As a difference from other psychological therapies, counselling psychology focuses on the client-therapeutic relationship, relationships in general and the therapist’s technical expertise in relation to the clients psychiatric disorders. It is a more practical oriented approach and not as scientific. It is an alternative to the medical model of patient-expert relation.
Humanistic psychology – as Rogers explained it – is against the determinism of behaviour, created be the scientification of all knowledge from enlightenment. They ask “is it appropriate to use the same methods to study both the natural and the human world?”.
Counselling Psychology’s holistically and developmentally perspective on the human development is from Maslows theory of “self-actualization”, the human in the process of becoming and Rogers theory of “the fully functioning person”, a person is open for experiences and adaption.
Counselling Psychology is a positive psychology – it focuses on being with the client as a contrast to doing something to the patient. It focuses on being-in-relation with the client.
The therapist is a human with problems but he can advise the client – it has similarities to mindfulness, where the therapists uses their own experience to guide the clients.
Structuralism: understands human behaviour from a symbolic system of meaning, the language.
Post-structuralism: criticises that a system can explain everything – it still has the language as focus, but it is not the only thing
Postmodernism: criticises grand-theories and totalized meta-narratives. It will rather focus on small narratives.
There are a difference between the scientific psychology and the practical psychology.
Counselling Psychology focuses on the client-therapeutic relationship rather than the psychological approaches.
McDonaldization: is the bureaucratic and dehumanising nature of contemporary American social life. Quantity above quality, the industrialization of human contact (Ritzer, 1993).
Counselling Psychology is health care and it uses symptomatology rather than diagnoses – it is problematic with the medical model’s diagnoses because it is a interactive package rather than a subjective treatment.

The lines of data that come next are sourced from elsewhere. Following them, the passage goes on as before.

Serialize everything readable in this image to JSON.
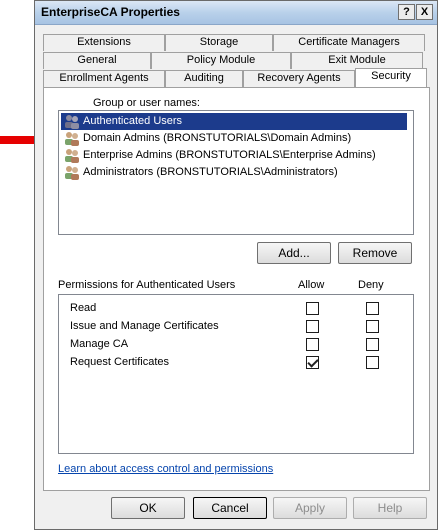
{
  "window": {
    "title": "EnterpriseCA Properties",
    "help_glyph": "?",
    "close_glyph": "X"
  },
  "tabs": {
    "row1": [
      "Extensions",
      "Storage",
      "Certificate Managers"
    ],
    "row2": [
      "General",
      "Policy Module",
      "Exit Module"
    ],
    "row3": [
      "Enrollment Agents",
      "Auditing",
      "Recovery Agents",
      "Security"
    ],
    "active": "Security"
  },
  "security": {
    "group_label": "Group or user names:",
    "users": [
      {
        "name": "Authenticated Users",
        "icon": "users-icon",
        "selected": true
      },
      {
        "name": "Domain Admins (BRONSTUTORIALS\\Domain Admins)",
        "icon": "users-icon",
        "selected": false
      },
      {
        "name": "Enterprise Admins (BRONSTUTORIALS\\Enterprise Admins)",
        "icon": "users-icon",
        "selected": false
      },
      {
        "name": "Administrators (BRONSTUTORIALS\\Administrators)",
        "icon": "users-icon",
        "selected": false
      }
    ],
    "add_label": "Add...",
    "remove_label": "Remove",
    "permissions_label": "Permissions for Authenticated Users",
    "allow_label": "Allow",
    "deny_label": "Deny",
    "permissions": [
      {
        "name": "Read",
        "allow": false,
        "deny": false
      },
      {
        "name": "Issue and Manage Certificates",
        "allow": false,
        "deny": false
      },
      {
        "name": "Manage CA",
        "allow": false,
        "deny": false
      },
      {
        "name": "Request Certificates",
        "allow": true,
        "deny": false
      }
    ],
    "link_text": "Learn about access control and permissions"
  },
  "footer": {
    "ok_label": "OK",
    "cancel_label": "Cancel",
    "apply_label": "Apply",
    "help_label": "Help"
  },
  "annotation": {
    "arrow_color": "#e60000"
  }
}
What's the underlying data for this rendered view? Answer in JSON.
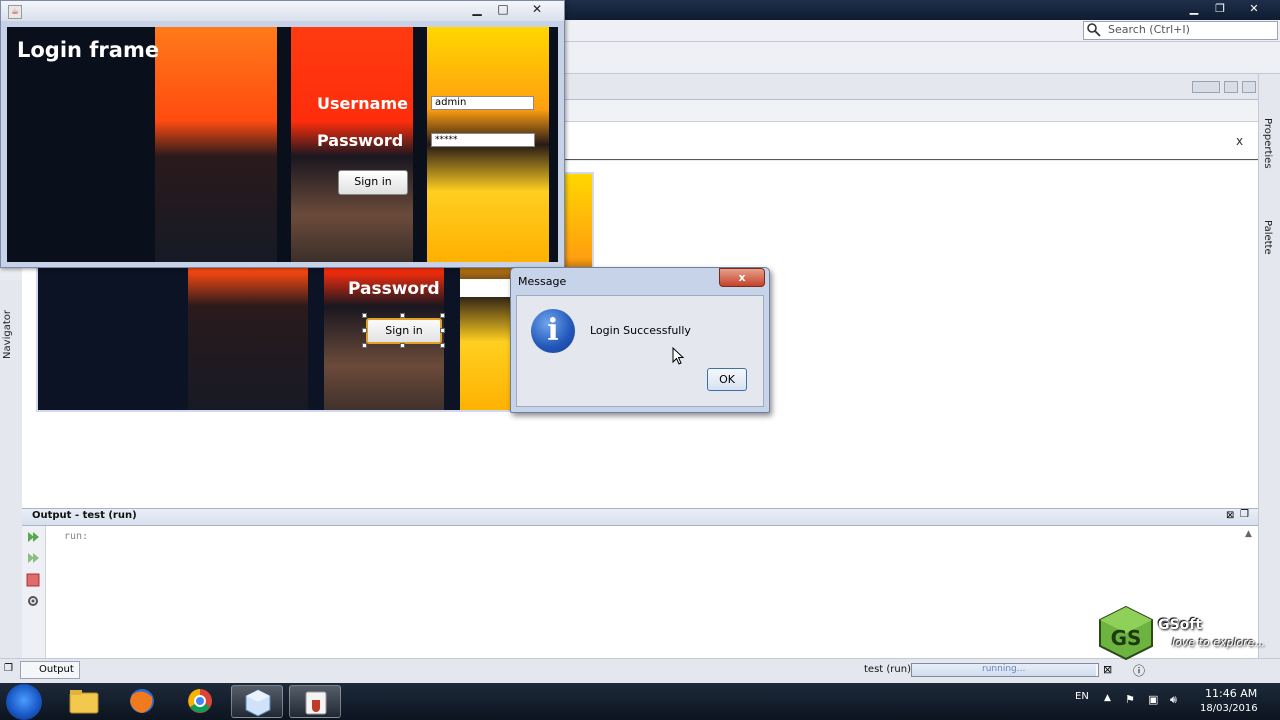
{
  "ide": {
    "search_placeholder": "Search (Ctrl+I)",
    "inner_close": "x",
    "navigator_label": "Navigator",
    "properties_label": "Properties",
    "palette_label": "Palette"
  },
  "login_frame": {
    "title": "Login frame",
    "username_label": "Username",
    "password_label": "Password",
    "username_value": "admin",
    "password_value": "*****",
    "signin_label": "Sign in"
  },
  "design_preview": {
    "password_label": "Password",
    "signin_label": "Sign in"
  },
  "message_dialog": {
    "title": "Message",
    "text": "Login Successfully",
    "ok_label": "OK",
    "close_label": "x"
  },
  "output": {
    "title": "Output - test (run)",
    "text": "run:",
    "tab_label": "Output"
  },
  "status": {
    "task": "test (run)",
    "progress_text": "running..."
  },
  "watermark": {
    "name": "GSoft",
    "tagline": "love to explore..."
  },
  "taskbar": {
    "lang": "EN",
    "time": "11:46 AM",
    "date": "18/03/2016"
  },
  "colors": {
    "accent_orange": "#e1a227",
    "dialog_close_red": "#c4432a",
    "info_blue": "#2256b8"
  }
}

It is dangerous to give the client the innocent sick-role which demands others help and is not something that the client can work with herself.